k me by surprise, as I had not the smallest suspicion of your acting having assumed so serious a character. It appears a neat job, however, as far as I could judge by candlelight, and does my friend Christopher Jackson credit.” And then he would have changed the subject, and sipped85 his coffee in peace over domestic matters of a calmer hue86; but Mr. Yates, without discernment to catch Sir Thomas’s meaning, or diffidence, or delicacy87, or discretion88 enough to allow him to lead the discourse89 while he mingled90 among the others with the least obtrusiveness91 himself, would keep him on the topic of the theatre, would torment92 him with questions and remarks relative to it, and finally would make him hear the whole history of his disappointment at Ecclesford. Sir Thomas listened most politely, but found much to offend his ideas of decorum, and confirm his ill-opinion of Mr. Yates’s habits of thinking, from the beginning to the end of the story; and when it was over, could give him no other assurance of sympathy than what a slight bow conveyed.

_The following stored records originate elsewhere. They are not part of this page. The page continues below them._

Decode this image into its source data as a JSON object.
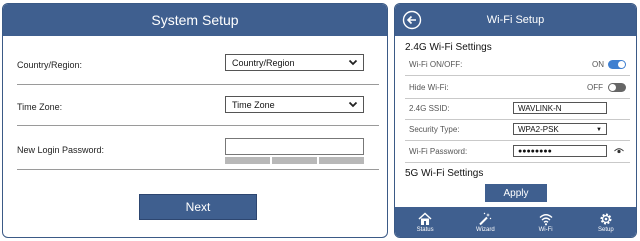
{
  "system_setup": {
    "title": "System Setup",
    "country_label": "Country/Region:",
    "country_value": "Country/Region",
    "timezone_label": "Time Zone:",
    "timezone_value": "Time Zone",
    "password_label": "New Login Password:",
    "next_label": "Next"
  },
  "wifi_setup": {
    "title": "Wi-Fi Setup",
    "section_24g": "2.4G Wi-Fi Settings",
    "wifi_onoff_label": "Wi-Fi ON/OFF:",
    "wifi_onoff_state": "ON",
    "hide_wifi_label": "Hide Wi-Fi:",
    "hide_wifi_state": "OFF",
    "ssid_label": "2.4G SSID:",
    "ssid_value": "WAVLINK-N",
    "security_label": "Security Type:",
    "security_value": "WPA2-PSK",
    "password_label": "Wi-Fi Password:",
    "password_value": "●●●●●●●●",
    "section_5g": "5G Wi-Fi Settings",
    "apply_label": "Apply",
    "nav": {
      "status": "Status",
      "wizard": "Wizard",
      "wifi": "Wi-Fi",
      "setup": "Setup"
    }
  },
  "colors": {
    "brand": "#3f5f8f",
    "toggle_on": "#3f7fd0",
    "toggle_off": "#666666"
  }
}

“This was, in fact, the origin of our acting,” said Tom, after a moment’s thought. “My friend Yates brought the infection from Ecclesford, and it spread–as those things always spread, you know, sir–the faster, probably, from your having so often encouraged the sort of thing in us formerly93. It was like treading old ground again.”
Mr. Yates took the subject from his friend as soon as possible, and immediately gave Sir Thomas an account of what they had done and were doing: told him of the gradual increase of their views, the happy conclusion of their first difficulties, and present promising94 state of affairs; relating everything with so blind an interest as made him not only totally unconscious of the uneasy movements of many of his friends as they sat, the change of countenance, the fidget, the